Nicholas Furl, Department of Psychology, Royal Holloway, University of London is visiting Aarhus and will give a guest talk entitled: "Social information from others’ faces: Computations spanning vision to decisions"

26.10.2018 | Henriette Blæsild Vuust

Dato man 04 feb
Tid 13:30 14:30
Sted CFIN and MIB meeting room, 5th floor, AUH building 10G, Nørrebrogade 44, Aarhus C

Nicholas Furl
Department of Psychology
Royal Holloway
University of London

Title: Social information from others’ faces: Computations spanning vision to decisions   


To navigate our social world, we rely on social information in others’ faces. To interact with people, our perceptual systems must recognise visual information, such as emotional expressions. But we also must make complex decisions based on visual information in faces. For example, faces are also reproductive fitness signals in humans. Humans use facial attractiveness to make decisions about whether to approach or avoid potential mates. This talk will describe two arms of research that respectively deal with these two levels of social interaction – vision and decision. Both come with distinct computational problems that the human neural circuitry somehow overcomes.

At the visual level, popular theories of face coding assert that neurons represent faces in a “similarity space” centred on an expected value or “norm” face. Although this viewpoint is supported by studies using static face photographs, perception of dynamic social information – such as facial expression movements - is a more challenging computational problem. I will describe new work using animated caricatures, functional magnetic resonance imaging and representational similarity analysis, which shows evidence for a neural similarity space for facial expression movements.

At the decision level, humans often make sequential decisions about the attractiveness of faces (e.g., swiping left and right on Tinder). We modelled decisions like these within the computational optimal stopping framework developed in economics and behavioural ecology. In our “fiancée problem” task, participants choose the most attractive face possible out of a sequence only when it is presented and not otherwise.

These searches were biased in a way that conflicts starkly with previous economics research on searches for good prices. This evidence suggests a surprising degree of domain-selectivity for decision biases.

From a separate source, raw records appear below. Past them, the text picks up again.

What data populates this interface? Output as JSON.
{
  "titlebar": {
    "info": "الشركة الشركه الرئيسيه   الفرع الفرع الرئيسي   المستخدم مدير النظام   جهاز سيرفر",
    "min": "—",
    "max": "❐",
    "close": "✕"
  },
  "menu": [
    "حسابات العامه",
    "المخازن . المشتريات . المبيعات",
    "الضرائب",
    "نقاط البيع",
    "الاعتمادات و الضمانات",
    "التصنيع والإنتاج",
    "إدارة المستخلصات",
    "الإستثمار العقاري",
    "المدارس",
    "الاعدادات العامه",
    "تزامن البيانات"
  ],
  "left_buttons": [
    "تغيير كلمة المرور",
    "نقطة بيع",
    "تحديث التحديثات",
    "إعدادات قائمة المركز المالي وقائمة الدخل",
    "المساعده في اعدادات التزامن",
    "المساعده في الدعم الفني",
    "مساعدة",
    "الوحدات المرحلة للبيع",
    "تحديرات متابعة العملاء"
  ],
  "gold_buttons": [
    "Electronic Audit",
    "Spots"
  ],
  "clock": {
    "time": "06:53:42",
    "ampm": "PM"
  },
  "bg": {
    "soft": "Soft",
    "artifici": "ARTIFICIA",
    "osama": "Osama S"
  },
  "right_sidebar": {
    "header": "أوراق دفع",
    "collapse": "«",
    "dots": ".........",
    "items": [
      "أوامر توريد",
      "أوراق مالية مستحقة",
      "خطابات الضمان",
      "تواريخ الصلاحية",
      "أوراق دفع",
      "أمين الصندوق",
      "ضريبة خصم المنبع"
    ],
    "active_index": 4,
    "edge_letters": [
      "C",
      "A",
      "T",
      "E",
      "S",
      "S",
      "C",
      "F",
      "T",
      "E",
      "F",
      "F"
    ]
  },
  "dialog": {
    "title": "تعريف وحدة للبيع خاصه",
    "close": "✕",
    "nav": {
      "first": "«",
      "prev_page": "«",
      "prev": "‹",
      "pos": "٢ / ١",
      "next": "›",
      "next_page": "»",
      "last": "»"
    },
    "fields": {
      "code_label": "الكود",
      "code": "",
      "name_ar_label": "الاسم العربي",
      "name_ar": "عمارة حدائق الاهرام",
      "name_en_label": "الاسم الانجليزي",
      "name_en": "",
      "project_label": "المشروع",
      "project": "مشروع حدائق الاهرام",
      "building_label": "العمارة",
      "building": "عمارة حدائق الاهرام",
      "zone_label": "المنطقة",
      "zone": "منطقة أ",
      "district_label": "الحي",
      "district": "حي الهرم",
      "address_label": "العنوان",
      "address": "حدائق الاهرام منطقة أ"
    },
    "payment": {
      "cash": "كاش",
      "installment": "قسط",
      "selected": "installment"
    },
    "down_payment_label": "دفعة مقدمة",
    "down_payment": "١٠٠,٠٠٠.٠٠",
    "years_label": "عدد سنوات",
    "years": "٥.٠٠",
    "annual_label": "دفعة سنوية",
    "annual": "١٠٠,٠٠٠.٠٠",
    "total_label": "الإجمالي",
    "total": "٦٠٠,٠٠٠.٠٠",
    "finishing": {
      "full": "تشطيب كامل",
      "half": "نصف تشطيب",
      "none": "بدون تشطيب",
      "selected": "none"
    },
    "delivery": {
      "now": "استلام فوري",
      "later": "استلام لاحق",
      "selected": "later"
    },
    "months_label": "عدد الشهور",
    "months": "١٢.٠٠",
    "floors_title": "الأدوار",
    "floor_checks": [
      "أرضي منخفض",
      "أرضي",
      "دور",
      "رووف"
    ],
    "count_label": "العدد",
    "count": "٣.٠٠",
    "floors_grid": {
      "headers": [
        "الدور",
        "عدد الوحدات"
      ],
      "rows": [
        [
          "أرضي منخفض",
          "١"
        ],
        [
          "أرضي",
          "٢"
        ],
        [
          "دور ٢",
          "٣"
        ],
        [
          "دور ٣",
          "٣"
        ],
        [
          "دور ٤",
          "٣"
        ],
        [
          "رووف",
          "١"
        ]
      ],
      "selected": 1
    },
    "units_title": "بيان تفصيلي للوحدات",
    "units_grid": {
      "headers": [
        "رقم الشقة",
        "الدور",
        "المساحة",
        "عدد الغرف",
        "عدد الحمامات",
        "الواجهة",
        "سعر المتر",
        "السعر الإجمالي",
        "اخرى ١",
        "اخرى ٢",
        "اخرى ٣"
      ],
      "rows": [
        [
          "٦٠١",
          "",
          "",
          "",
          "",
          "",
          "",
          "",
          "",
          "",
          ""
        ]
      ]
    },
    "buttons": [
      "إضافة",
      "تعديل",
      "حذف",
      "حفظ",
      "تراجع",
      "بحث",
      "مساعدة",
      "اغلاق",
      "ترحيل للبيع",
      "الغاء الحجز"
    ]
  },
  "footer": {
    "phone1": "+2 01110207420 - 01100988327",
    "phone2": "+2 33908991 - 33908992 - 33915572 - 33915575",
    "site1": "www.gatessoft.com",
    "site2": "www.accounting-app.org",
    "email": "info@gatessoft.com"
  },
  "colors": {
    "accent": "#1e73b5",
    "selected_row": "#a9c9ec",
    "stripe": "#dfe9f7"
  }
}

Read more at about Nicholas Furl ...


Arrangement, Sundhed og sygdom, Videnskabelig medarbejder, CFIN, CFIN, Seminar, Ph.d.-studerende, Musicinthebrain, Forskningsårsstuderende, Teknisk/administrativ medarbejder